7.1 The South Improvement Company
In 1863, the young Rockefeller started with a partner a small refinery in
Cleveland. The company does well and grows. In 1870 he reorganizes his company and found
the Standard Oil Company. In 1871, some refiners discuss the possibility of
making an alliance big enough to convince the railroads to give them special rebates for
the shipping of oil, and extra premiums for their competitors. They realized that the
speculative nature of their business would be done with if they became the only buyers and
only sellers. Looking for an existing company to buy its name and charter, they found the South
Improvement Company. The name was good, as it meant nothing. People involved in this
company stood for no more that 10% of the total American refining business, but told the
railroads that they stood for the majority. The Standard Oil was the main
shareholder and led the operations. This was the beginning of the alliance with the
railroads described above. The advantage over the competition was decisive, and the
leverage on the producers was soon to be felt.
7.2 The 1872 Oil War
In early 1872, after a leak, a rumor spread through the Oil Regions, a rumor of a

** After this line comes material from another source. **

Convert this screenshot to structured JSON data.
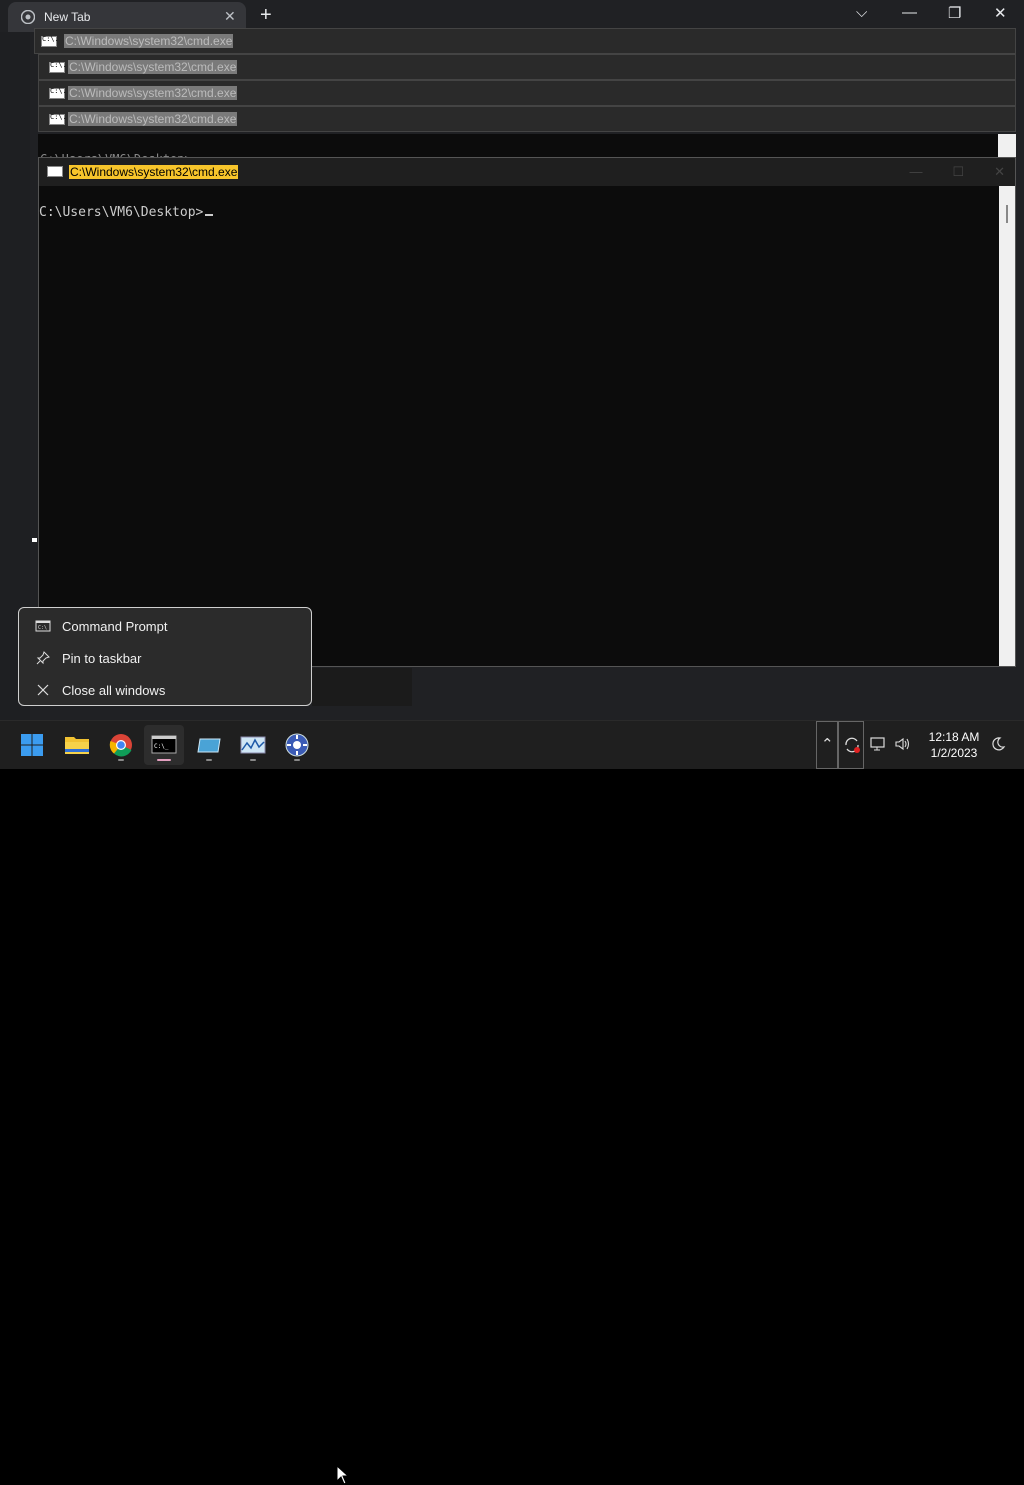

"great scheme between the railroads and the refiners to control the purchase and
shipping of crude oil". At the same time, an employee disclosed prematurely the new
railroads rates, twice as expensive as before. The rage of the producers immediately led
to demonstrations, a press campaign in the Oil City Derrick and petitions to
the Pennsylvania legislature and to Washington. The producers decided not to deliver a
drop of oil more. The Standard Oil Company had to close its refineries for technical
unemployment and waited patiently for greed and hunger to break the enemy's front.
After an investigation had revealed the preferential rebates given for rail transport,
a court ordered a unique rate. Congress concluded that the South Improvement Company
was the most enormous and most daring of all the conspirations that a free country had
ever seen. An other man would have let the anger and despise win over him, but not
Rockefeller. He had a mind that, when faced to wall, tried to circumvent it subreptiously
or to find a hole. And so was did he do ?
He went on asking for preferential rebates ! And the railroads had to yield, as the
means of transportation between oil fields and refineries were numerous (several railroads
and a canal) and a big client like the Standard could have his will done, always menacing
to switch to a competitor in case of non cooperation. The only thing that changed was that
the importance of keeping these deals secret were now clearer.
This oil war had after all a nice ending for Mr. Rockefeller, but he had still a
lot to do. Too many independent refiners were left to let him make an monopolist price,
and he quickly settled to eradicate them.